**Your goal:**
Only the images are to be dropped; the records themselves must be repeated exactly.
Start of Block
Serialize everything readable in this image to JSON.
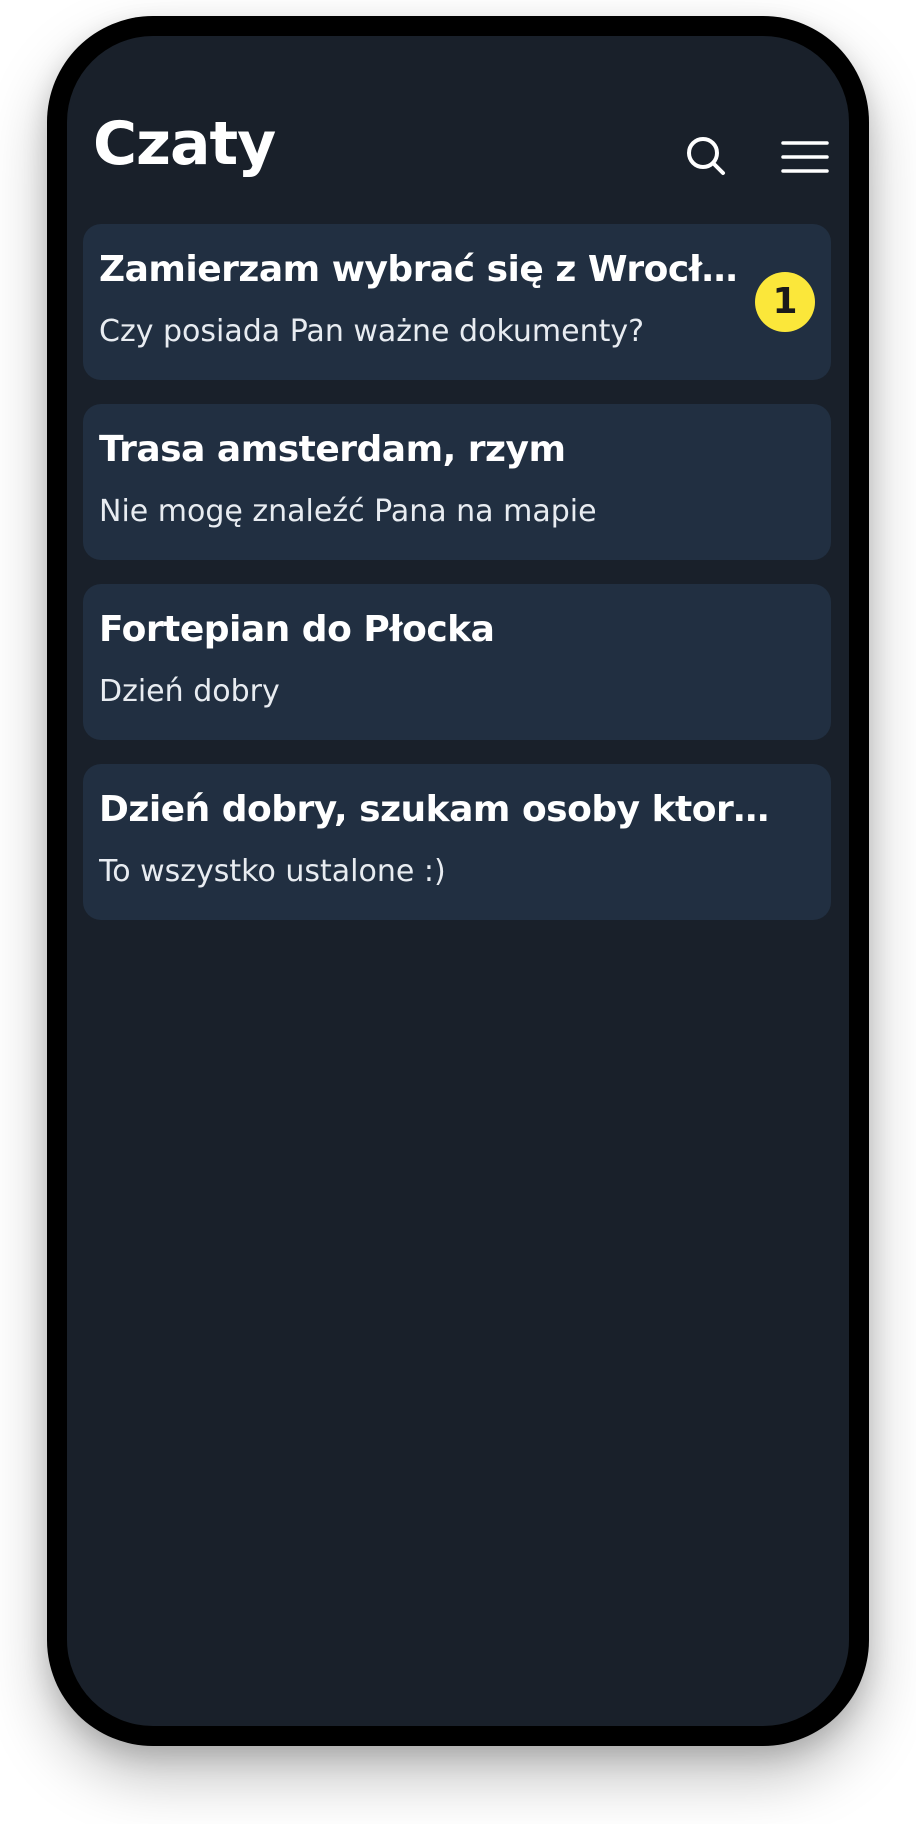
{
  "header": {
    "title": "Czaty",
    "search_icon": "search-icon",
    "menu_icon": "hamburger-menu-icon"
  },
  "chats": [
    {
      "title": "Zamierzam wybrać się z Wrocła…",
      "preview": "Czy posiada Pan ważne dokumenty?",
      "unread": "1"
    },
    {
      "title": "Trasa amsterdam, rzym",
      "preview": "Nie mogę znaleźć Pana na mapie"
    },
    {
      "title": "Fortepian do Płocka",
      "preview": "Dzień dobry"
    },
    {
      "title": "Dzień dobry, szukam osoby ktora za…",
      "preview": "To wszystko ustalone :)"
    }
  ],
  "colors": {
    "background": "#19202a",
    "card": "#212f41",
    "badge": "#fbe73a",
    "text": "#ffffff"
  }
}
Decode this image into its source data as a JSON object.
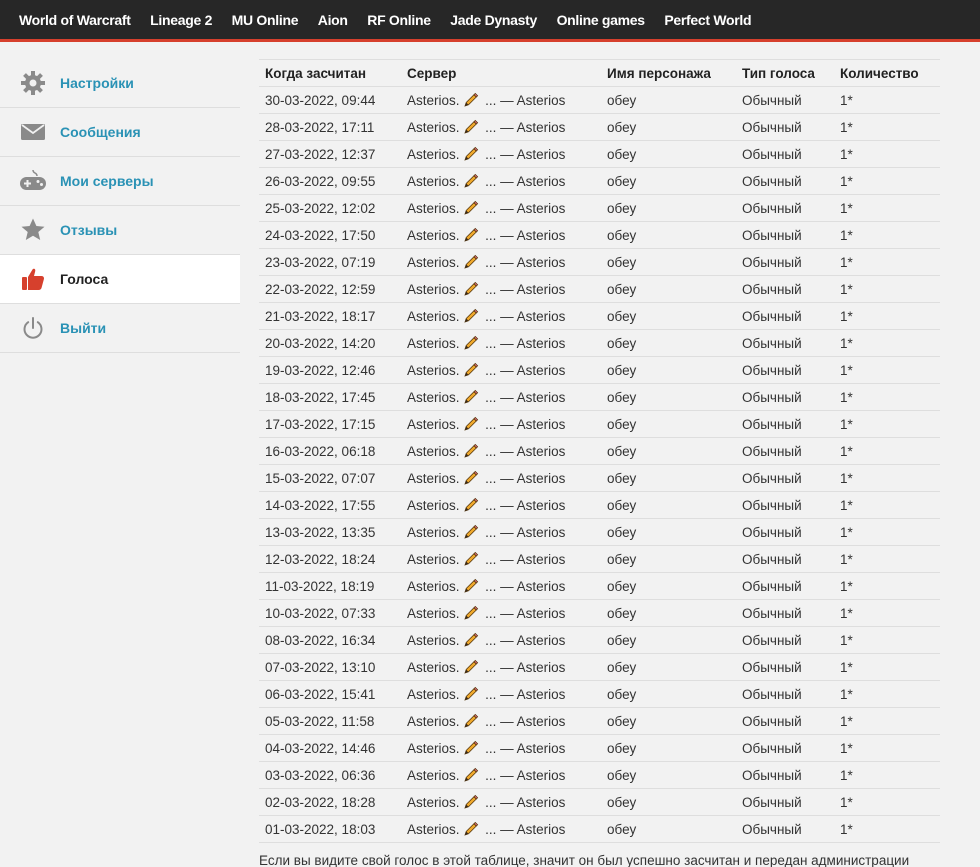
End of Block
**Problem solution:**
Serialize everything readable in this image to JSON.
{
  "header": {
    "title": "Czaty",
    "search_icon": "search-icon",
    "menu_icon": "hamburger-menu-icon"
  },
  "chats": [
    {
      "title": "Zamierzam wybrać się z Wrocła…",
      "preview": "Czy posiada Pan ważne dokumenty?",
      "unread": "1"
    },
    {
      "title": "Trasa amsterdam, rzym",
      "preview": "Nie mogę znaleźć Pana na mapie"
    },
    {
      "title": "Fortepian do Płocka",
      "preview": "Dzień dobry"
    },
    {
      "title": "Dzień dobry, szukam osoby ktora za…",
      "preview": "To wszystko ustalone :)"
    }
  ],
  "colors": {
    "background": "#19202a",
    "card": "#212f41",
    "badge": "#fbe73a",
    "text": "#ffffff"
  }
}
Decode this image into its source data as a JSON object.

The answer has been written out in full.